When you think you are doing a good job of handling inquiries, complaints, and adjustments, and you are processing all customer mail in one or two days, and calls are coming through at your determined standard with a low abandon rate, how else can you be sure your MLM distributors and customers are truly satisfied and that your MLM customer service objectives are fulfilled?
A survey conducted by Consumer Dimensions of North Brunswick, NJ, a company specializing in consumer relations, showed that 52 percent of all consumers were “disappointed” “annoyed,” or “angry” with the responses they received after contacting a company to complain about a product or service.Read More
Multilevel marketing (MLM) and Party Plan companies thrive and survive on relationships, and because their continued existence depends on the customer service environment that you create within your culture, you must make the commitment to become the undisputed leader in service and support.
Working in a customer service or returns department can be satisfying, nerve wracking and even amusing. Frustrated field reps and customers often take very unusual actions. Here are some examples:

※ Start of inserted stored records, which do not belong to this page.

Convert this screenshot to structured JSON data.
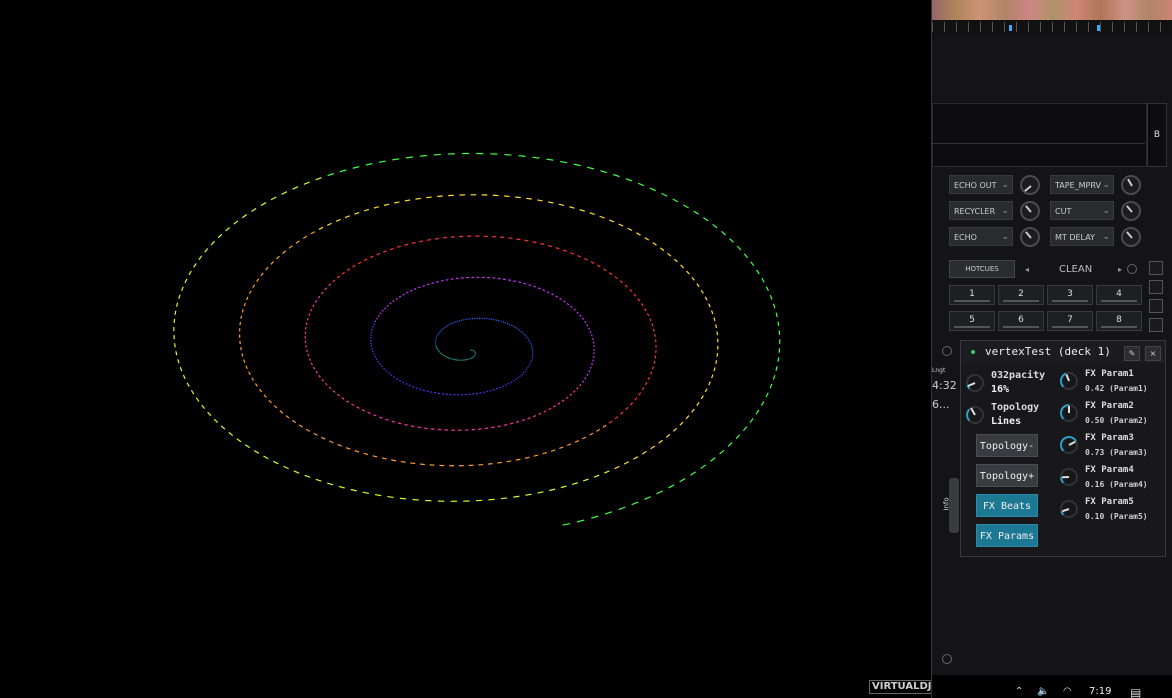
{
  "visualizer": {
    "logo_text": "VIRTUALDJ",
    "colors": [
      "#44ff44",
      "#ccff33",
      "#ffdd33",
      "#ff9933",
      "#ff3333",
      "#ff33aa",
      "#cc33ff",
      "#5533ff",
      "#3366ff",
      "#33ddcc"
    ]
  },
  "waveform": {
    "cue_color": "#33aaff"
  },
  "deck": {
    "side_label": "B"
  },
  "fx_slots": {
    "left": [
      "ECHO OUT",
      "RECYCLER",
      "ECHO"
    ],
    "right": [
      "TAPE_MPRV",
      "CUT",
      "MT DELAY"
    ]
  },
  "hotcues": {
    "label": "HOTCUES",
    "mode": "CLEAN",
    "buttons": [
      "1",
      "2",
      "3",
      "4",
      "5",
      "6",
      "7",
      "8"
    ]
  },
  "side_info": {
    "time": "4:32",
    "small": "Lngt",
    "ellipsis": "6..."
  },
  "fx_window": {
    "title": "vertexTest (deck 1)",
    "pin_icon": "pin-icon",
    "close_icon": "close-icon",
    "params_left": [
      {
        "name": "032pacity",
        "value": "16%"
      },
      {
        "name": "Topology",
        "value": "Lines"
      }
    ],
    "buttons": [
      {
        "label": "Topology-",
        "active": false
      },
      {
        "label": "Topology+",
        "active": false
      },
      {
        "label": "FX Beats",
        "active": true
      },
      {
        "label": "FX Params",
        "active": true
      }
    ],
    "params_right": [
      {
        "name": "FX Param1",
        "value": "0.42 (Param1)",
        "level": 0.42
      },
      {
        "name": "FX Param2",
        "value": "0.50 (Param2)",
        "level": 0.5
      },
      {
        "name": "FX Param3",
        "value": "0.73 (Param3)",
        "level": 0.73
      },
      {
        "name": "FX Param4",
        "value": "0.16 (Param4)",
        "level": 0.16
      },
      {
        "name": "FX Param5",
        "value": "0.10 (Param5)",
        "level": 0.1
      }
    ],
    "info_tab": "Info",
    "accent": "#1c7893"
  },
  "taskbar": {
    "clock": "7:19"
  }
}
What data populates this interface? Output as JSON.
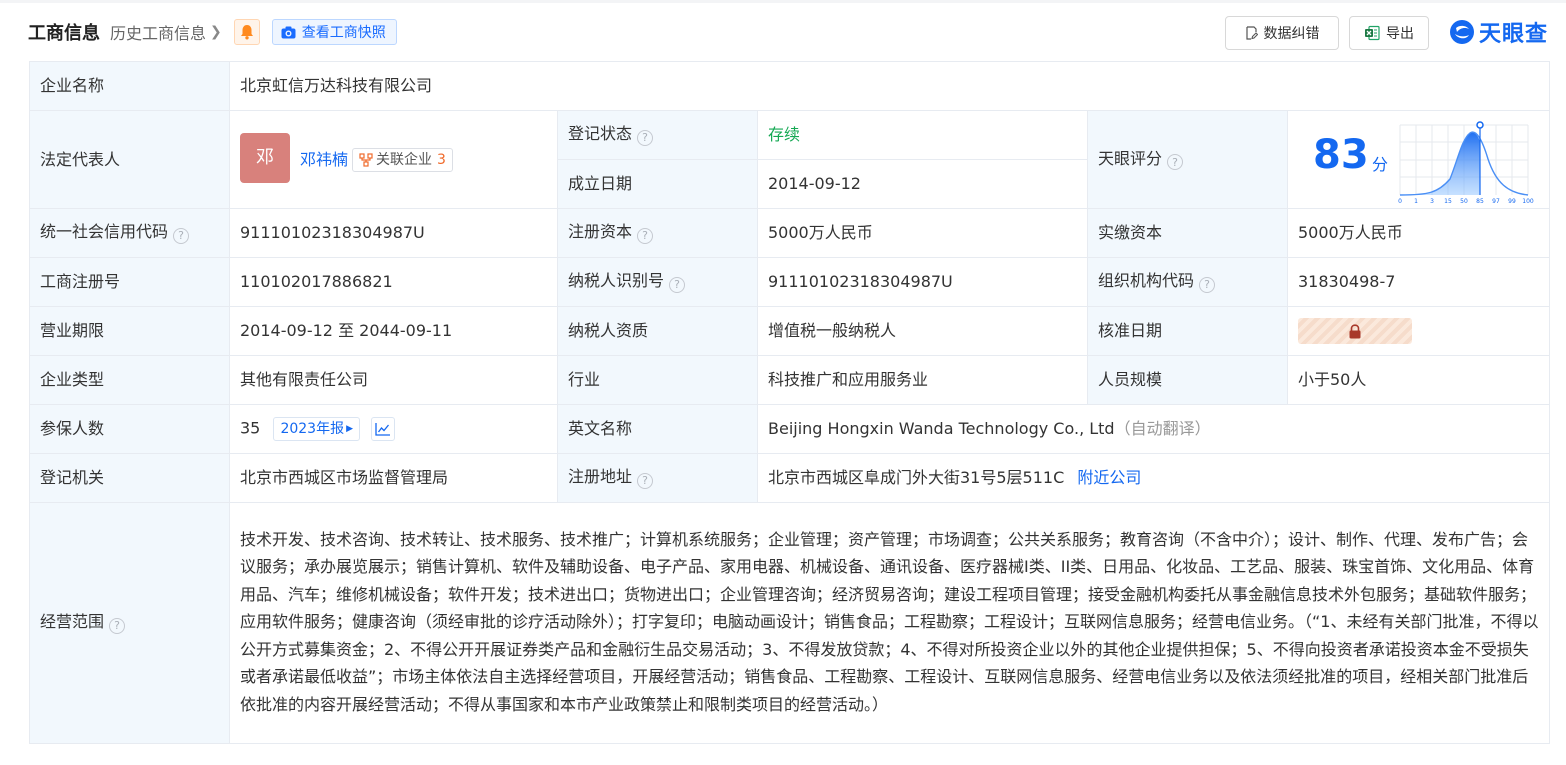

- Returned merchandise is enclosed in a large package that also contains the sender’s garbage.
- The complainer works in a computer department, so she prepares the complaint in the form of a floppy disk that must be fed into a computer for translation into plain language. When translated, it reads, “I can’t get anything accomplished with humans, will you please help me?”
- The complainer makes many photocopies of his original complaint and mails one each day until he obtains a satisfactory answer.
- A business reply envelope is returned with hundreds of dead flies and insects.
- A complaint is written in poetry with the hope that it is more likely to get attention.
- A letter is taped to a 10 foot by 10-foot piece of plywood with the notation, “I am sure this won’t get lost in your system.”
- Bullets are enclosed in the envelope with instructions to the president of the company to “blow his head off.”